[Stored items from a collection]

>>>

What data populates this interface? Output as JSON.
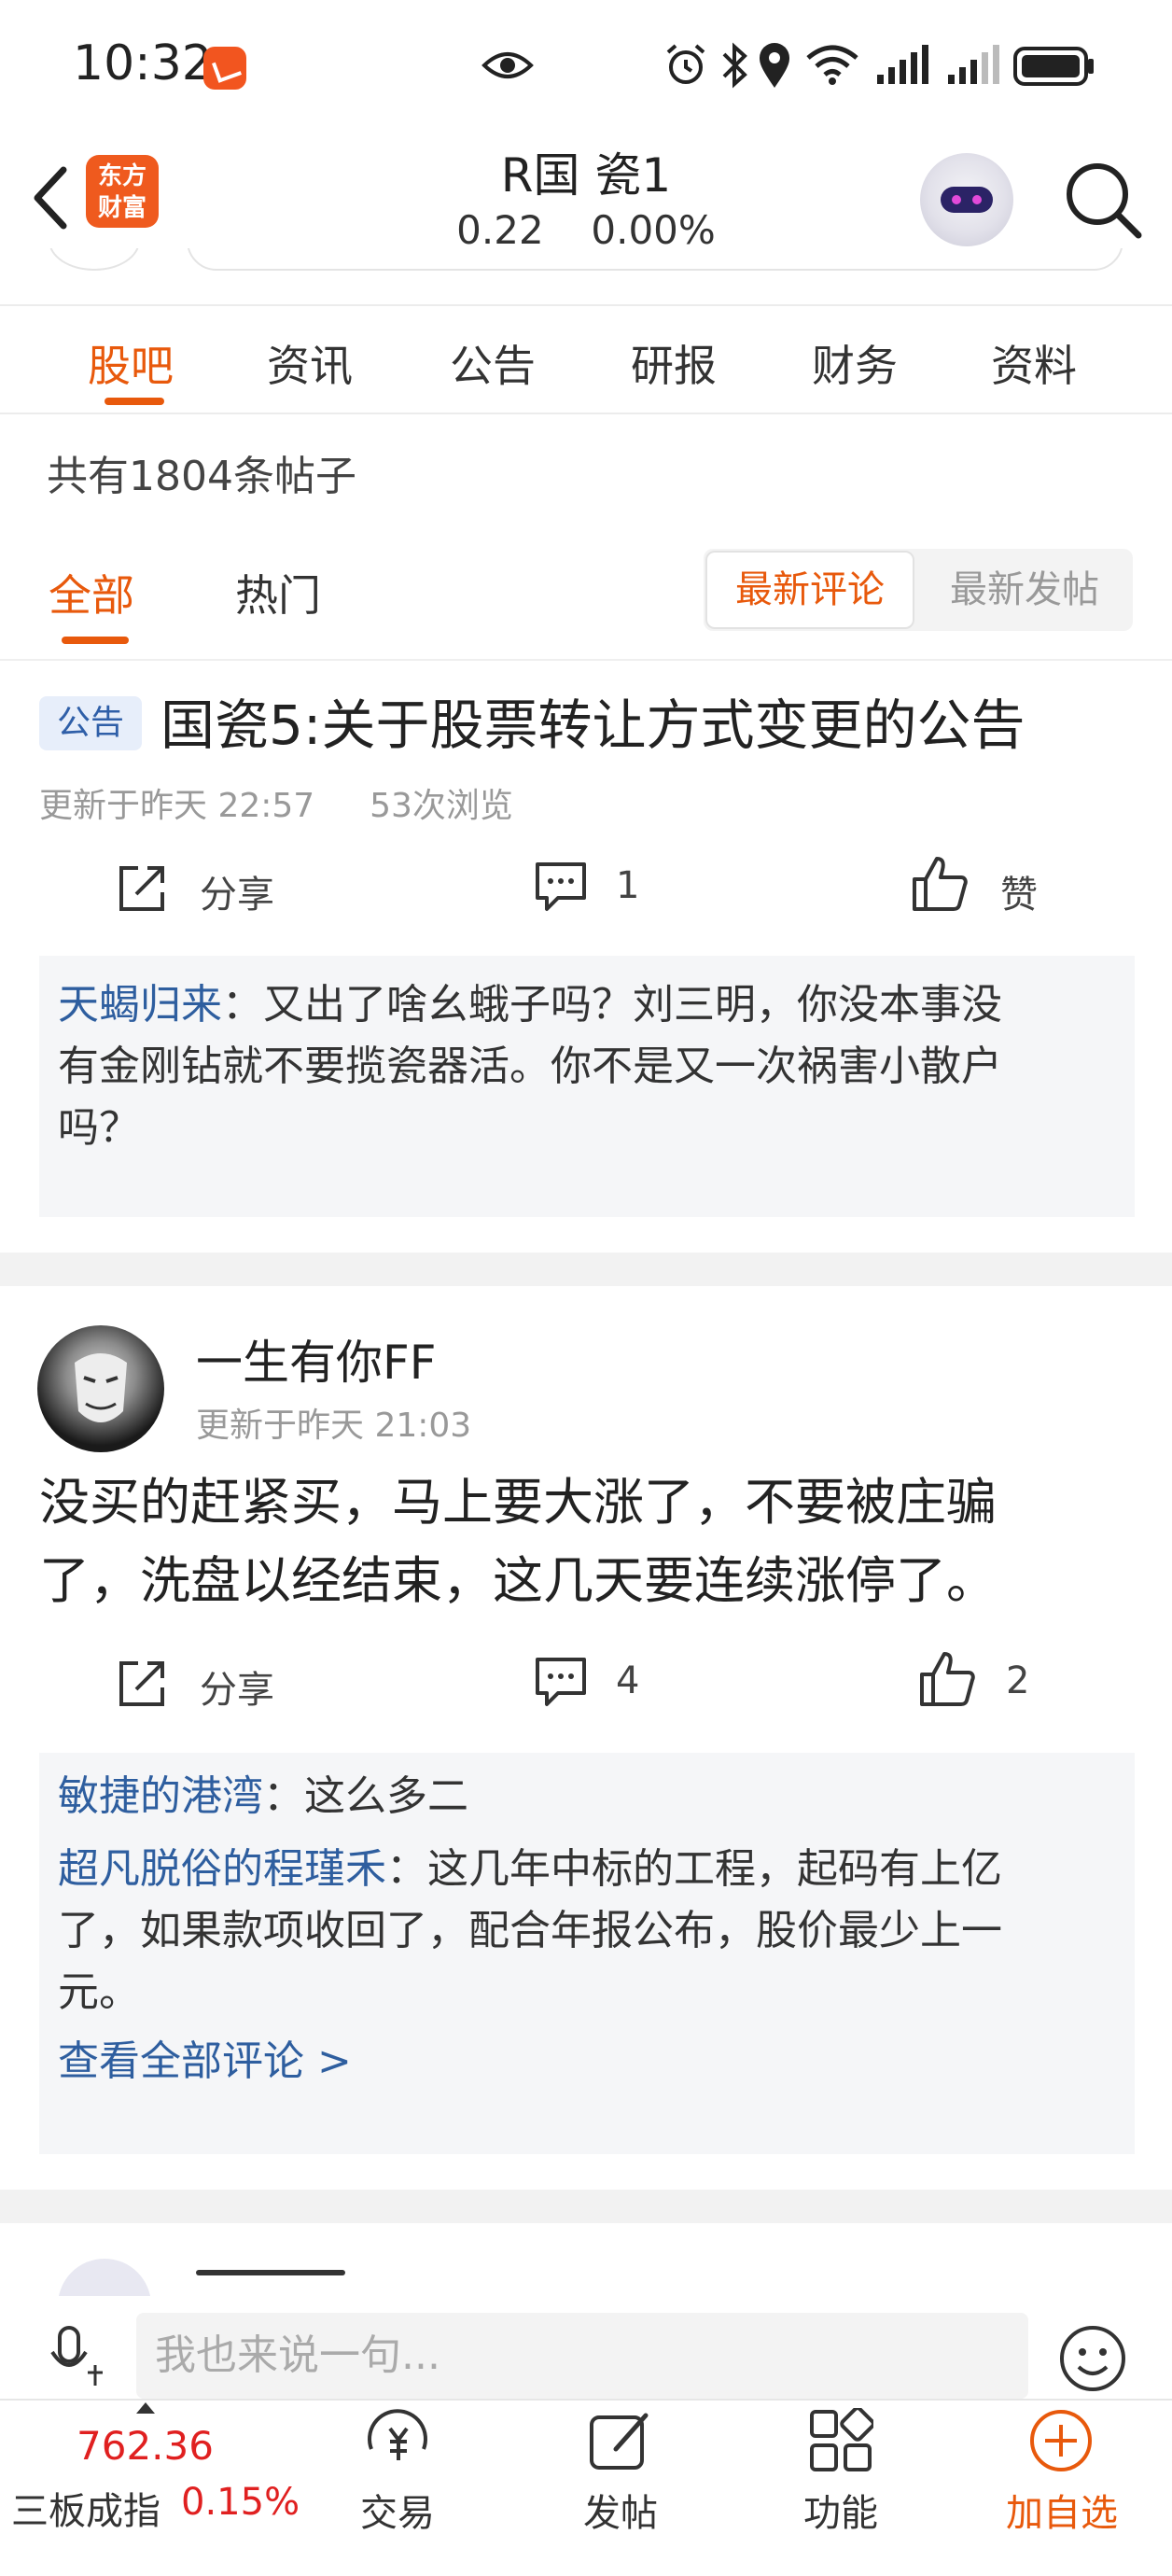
{
  "status_bar": {
    "time": "10:32"
  },
  "header": {
    "title": "R国  瓷1",
    "price": "0.22",
    "change": "0.00%",
    "logo_line1": "东方",
    "logo_line2": "财富"
  },
  "tabs": [
    "股吧",
    "资讯",
    "公告",
    "研报",
    "财务",
    "资料"
  ],
  "post_count": "共有1804条帖子",
  "filter_tabs": [
    "全部",
    "热门"
  ],
  "sort_options": {
    "active": "最新评论",
    "other": "最新发帖"
  },
  "post1": {
    "badge": "公告",
    "title": "国瓷5:关于股票转让方式变更的公告",
    "updated": "更新于昨天 22:57",
    "views": "53次浏览",
    "share": "分享",
    "comments": "1",
    "like": "赞",
    "reply_user": "天蝎归来",
    "reply_line1": "：又出了啥幺蛾子吗？刘三明，你没本事没",
    "reply_line2": "有金刚钻就不要揽瓷器活。你不是又一次祸害小散户",
    "reply_line3": "吗？"
  },
  "post2": {
    "author": "一生有你FF",
    "updated": "更新于昨天 21:03",
    "body_line1": "没买的赶紧买，马上要大涨了，不要被庄骗",
    "body_line2": "了，洗盘以经结束，这几天要连续涨停了。",
    "share": "分享",
    "comments": "4",
    "likes": "2",
    "reply1_user": "敏捷的港湾",
    "reply1_text": "：这么多二",
    "reply2_user": "超凡脱俗的程瑾禾",
    "reply2_line1": "：这几年中标的工程，起码有上亿",
    "reply2_line2": "了，如果款项收回了，配合年报公布，股价最少上一",
    "reply2_line3": "元。",
    "view_all": "查看全部评论 >"
  },
  "input": {
    "placeholder": "我也来说一句..."
  },
  "bottom_tabs": {
    "index_value": "762.36",
    "index_name": "三板成指",
    "index_change": "0.15%",
    "trade": "交易",
    "post": "发帖",
    "function": "功能",
    "add_watch": "加自选"
  },
  "colors": {
    "accent": "#e8590c",
    "link": "#2e5e9f",
    "up": "#e02020"
  },
  "icons": [
    "back-icon",
    "search-icon",
    "share-icon",
    "comment-icon",
    "like-icon",
    "voice-icon",
    "smile-icon",
    "trade-icon",
    "post-icon",
    "function-icon",
    "add-icon"
  ]
}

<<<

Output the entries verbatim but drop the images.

Task result:
What data populates this interface? Output as JSON.
{
  "status_bar": {
    "time": "10:32"
  },
  "header": {
    "title": "R国  瓷1",
    "price": "0.22",
    "change": "0.00%",
    "logo_line1": "东方",
    "logo_line2": "财富"
  },
  "tabs": [
    "股吧",
    "资讯",
    "公告",
    "研报",
    "财务",
    "资料"
  ],
  "post_count": "共有1804条帖子",
  "filter_tabs": [
    "全部",
    "热门"
  ],
  "sort_options": {
    "active": "最新评论",
    "other": "最新发帖"
  },
  "post1": {
    "badge": "公告",
    "title": "国瓷5:关于股票转让方式变更的公告",
    "updated": "更新于昨天 22:57",
    "views": "53次浏览",
    "share": "分享",
    "comments": "1",
    "like": "赞",
    "reply_user": "天蝎归来",
    "reply_line1": "：又出了啥幺蛾子吗？刘三明，你没本事没",
    "reply_line2": "有金刚钻就不要揽瓷器活。你不是又一次祸害小散户",
    "reply_line3": "吗？"
  },
  "post2": {
    "author": "一生有你FF",
    "updated": "更新于昨天 21:03",
    "body_line1": "没买的赶紧买，马上要大涨了，不要被庄骗",
    "body_line2": "了，洗盘以经结束，这几天要连续涨停了。",
    "share": "分享",
    "comments": "4",
    "likes": "2",
    "reply1_user": "敏捷的港湾",
    "reply1_text": "：这么多二",
    "reply2_user": "超凡脱俗的程瑾禾",
    "reply2_line1": "：这几年中标的工程，起码有上亿",
    "reply2_line2": "了，如果款项收回了，配合年报公布，股价最少上一",
    "reply2_line3": "元。",
    "view_all": "查看全部评论 >"
  },
  "input": {
    "placeholder": "我也来说一句..."
  },
  "bottom_tabs": {
    "index_value": "762.36",
    "index_name": "三板成指",
    "index_change": "0.15%",
    "trade": "交易",
    "post": "发帖",
    "function": "功能",
    "add_watch": "加自选"
  },
  "colors": {
    "accent": "#e8590c",
    "link": "#2e5e9f",
    "up": "#e02020"
  },
  "icons": [
    "back-icon",
    "search-icon",
    "share-icon",
    "comment-icon",
    "like-icon",
    "voice-icon",
    "smile-icon",
    "trade-icon",
    "post-icon",
    "function-icon",
    "add-icon"
  ]
}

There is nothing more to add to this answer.